Shows & Panels
- The 2014 Big Picture on Cyber Security
- AFCEA Answers
- Ask the CIO
- Connected Government
- Consolidating Mission-critical Systems
- Constituent Servicing
- Continuous Monitoring: Tools and Techniques for Trustworthy Government IT
- The Data Privacy Imperative: Safeguarding Sensitive Data
- Eliminating the Pitfalls: Steps to Virtualization in Government
- Federal Executive Forum
- Federal Tech Talk
- Government Cloud Brokerage: Who, What, When, Where, Why?
- Government Mobility
- Mission-critical Apps in the Cloud
- Mobile Device Management
- The Modern Federal Threat Landscape
- The Path from Legacy Systems
- Understanding the Intersection of Customer Service and Security in the Cloud
Shows & Panels
Sequestration: The ultimate organic snowman?
Thursday - 5/2/2013, 2:00am EDT
Probably not. It's hard to come by most places, unless one of your parents works at the zoo. Even then...
But if you had produced such an avant-garde, all-natural work of art in the winter, it would probably have lost a lot of its charm now that the weather is getting warmer. It's the sort of thing you either did — maybe to get attention or to make a point — but you now wish would just go away because even the best sports are no longer amused by it.
So, in place of the organic snowman, substitute the current sequestration program. It was created by politicians who are now back-pedaling and saying they wish it had never happened, wish it would go away or are exempting touchy, popular programs (like air travel) from across-the-board cuts.
According to The Washington Post's Bob Woodward, the sequestration concept was produced by the White House and presented to Senate Majority Leader Harry Reid in July 2011. Woodward, maybe the best-known American reporter ever, is famous for his fact-checking. He even has the time and date when he says the sequestration blueprint was delivered. The White House has since denied that it created sequestration. So, for many, it's a question of whom do you trust?
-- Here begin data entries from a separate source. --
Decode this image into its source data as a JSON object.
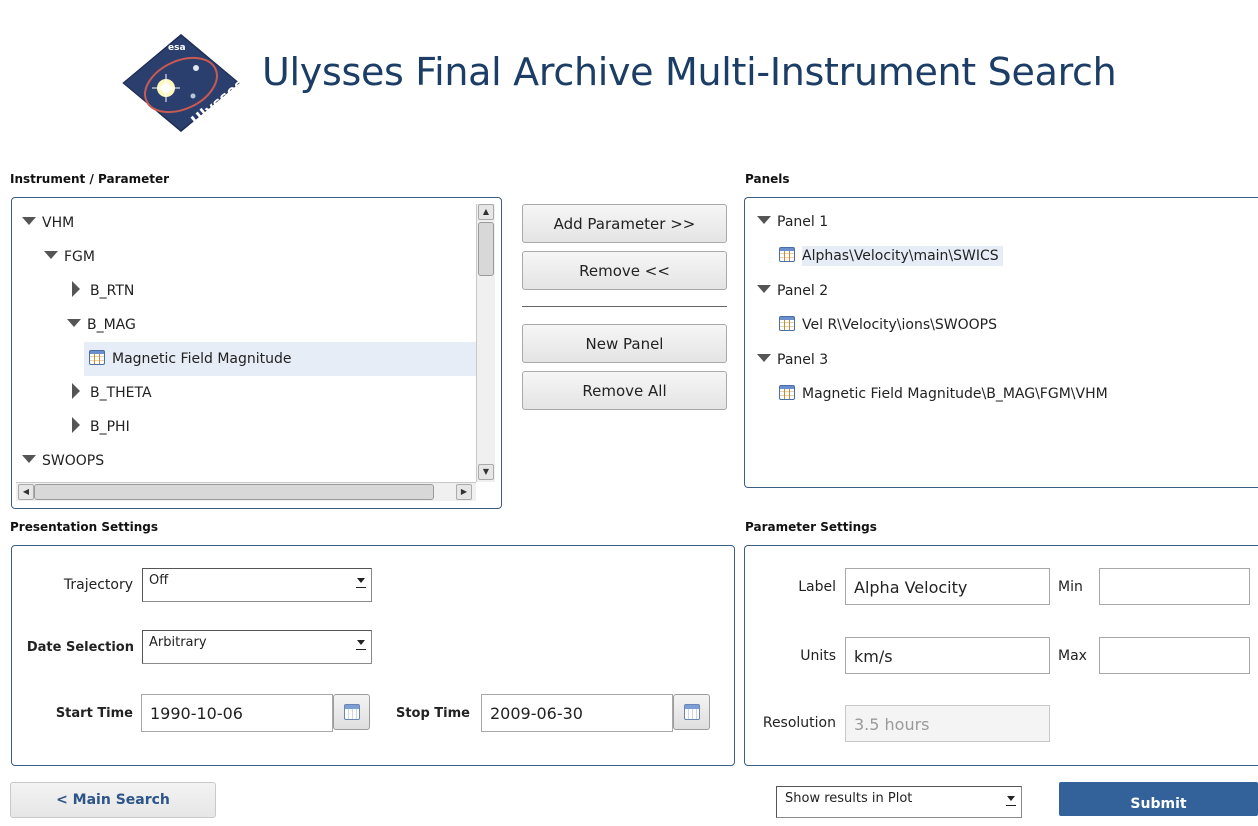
{
  "header": {
    "title": "Ulysses Final Archive Multi-Instrument Search",
    "logo_text": {
      "top": "esa",
      "bottom": "Ulysses"
    }
  },
  "instrument": {
    "label": "Instrument / Parameter",
    "tree": [
      {
        "label": "VHM",
        "state": "expanded"
      },
      {
        "label": "FGM",
        "state": "expanded"
      },
      {
        "label": "B_RTN",
        "state": "collapsed"
      },
      {
        "label": "B_MAG",
        "state": "expanded"
      },
      {
        "label": "Magnetic Field Magnitude",
        "state": "leaf",
        "selected": true
      },
      {
        "label": "B_THETA",
        "state": "collapsed"
      },
      {
        "label": "B_PHI",
        "state": "collapsed"
      },
      {
        "label": "SWOOPS",
        "state": "expanded"
      }
    ]
  },
  "actions": {
    "add": "Add Parameter >>",
    "remove": "Remove <<",
    "new_panel": "New Panel",
    "remove_all": "Remove All"
  },
  "panels": {
    "label": "Panels",
    "items": [
      {
        "label": "Panel 1",
        "param": "Alphas\\Velocity\\main\\SWICS"
      },
      {
        "label": "Panel 2",
        "param": "Vel R\\Velocity\\ions\\SWOOPS"
      },
      {
        "label": "Panel 3",
        "param": "Magnetic Field Magnitude\\B_MAG\\FGM\\VHM"
      }
    ]
  },
  "presentation": {
    "label": "Presentation Settings",
    "trajectory_label": "Trajectory",
    "trajectory_value": "Off",
    "date_selection_label": "Date Selection",
    "date_selection_value": "Arbitrary",
    "start_label": "Start Time",
    "start_value": "1990-10-06",
    "stop_label": "Stop Time",
    "stop_value": "2009-06-30"
  },
  "parameter": {
    "label": "Parameter Settings",
    "label_label": "Label",
    "label_value": "Alpha Velocity",
    "min_label": "Min",
    "min_value": "",
    "units_label": "Units",
    "units_value": "km/s",
    "max_label": "Max",
    "max_value": "",
    "resolution_label": "Resolution",
    "resolution_value": "3.5 hours"
  },
  "footer": {
    "main_search": "< Main Search",
    "output_select": "Show results in Plot",
    "submit": "Submit"
  },
  "colors": {
    "title": "#1c3e66",
    "border": "#3b5e86",
    "submit": "#33629b"
  }
}
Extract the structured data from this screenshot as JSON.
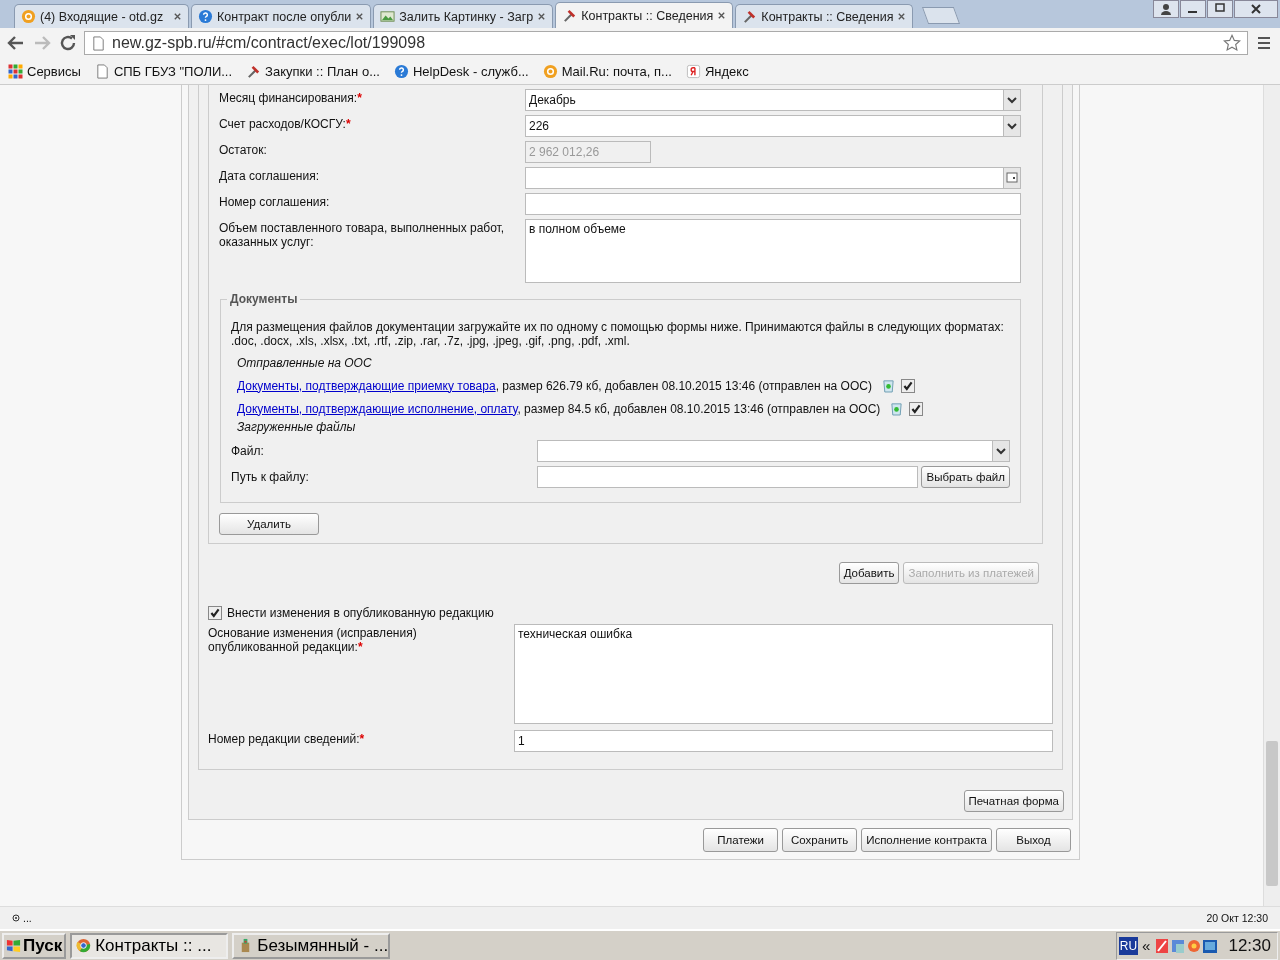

While the blame game is critically important to politicians, the point is that this unsavory Frosty the Snowman is still very much out there and nobody knows how to quit or how to make it go away.
The bottom line is that whoever did it — and Congress did let it happen — it is increasingly hard to find anybody in public life who wants to be associated with the S-word.
Critics said it unfairly hurt old people by cutting into the Meals on Wheels program, and it hurt young people by reducing funds for Head Start. The IRS could lose more than it saves if it furloughs all 90,000 employees as planned.
The FAA, under pressure from frequent-flyer politicians, received funding so that air traffic controllers, but not other workers, will be exempt from furloughs.
Agriculture's across-the-board furloughs, thanks to pressure from Congress, will not include meat and poultry inspectors.
Other exceptions to the rule can be expected in other agencies until sequestration unravels itself or the politicians drive a stake in its heart. Every day it smells a little worse.
So what do feds, the people taking the pay hits, think of all this? Bottom line, not much:
As one commented yesterday:
"You see, Mike, sequestration isn't about saving money. It's not about controlling the debt and the deficit. It's about bad political theater. For the left, it's about showing the public how radical and dysfunctional the right has become in matters of governance. For the right, it's about demonstrating that they still matter (after losing two presidential elections) and punishing feds for being feds (something that always seems to be on the agenda for the right). It doesn't really matter, to either side, what harm the sequester causes because they are (substantially) untouched by it. Further, as we have all seen, when the sequester inconveniences them, in the slightest degree, they act swiftly to remedy that part of the problem. And so the show never ends..."
NEARLY USELESS FACTOID
Compiled by Jack Moore
Before relocating to Los Angeles in 1957, the Dodgers called Brooklyn home. The team's name is derived from the term "trolley dodger," used to describe a pedestrian adept at evading the streetcars that once crisscrossed New York.
(Source: The Washington Post)
MORE FROM FEDERAL NEWS RADIO
All TSP funds continue positive trend in
All Thrift Savings Plan funds continued to post positive numbers through April, though, in most cases, at a slightly lower rate than in March, according to data provided by the Federal Retirement Thrift Investment Board.
Bill would ax FEHBP in favor
of Affordable Care Act health plan
Rep. Dave Camp (R-Mich.) introduced legislation that would require federal employees, President Barack Obama, the vice president and members of Congress to use insurance under the Affordable Care Act instead of the current Federal Employees Health Benefits Program.
IRS tones its systems to better
handle the tax season
Two contracts with Unisys that could be worth more than $800 million are helping the tax agency innovate and become more efficient.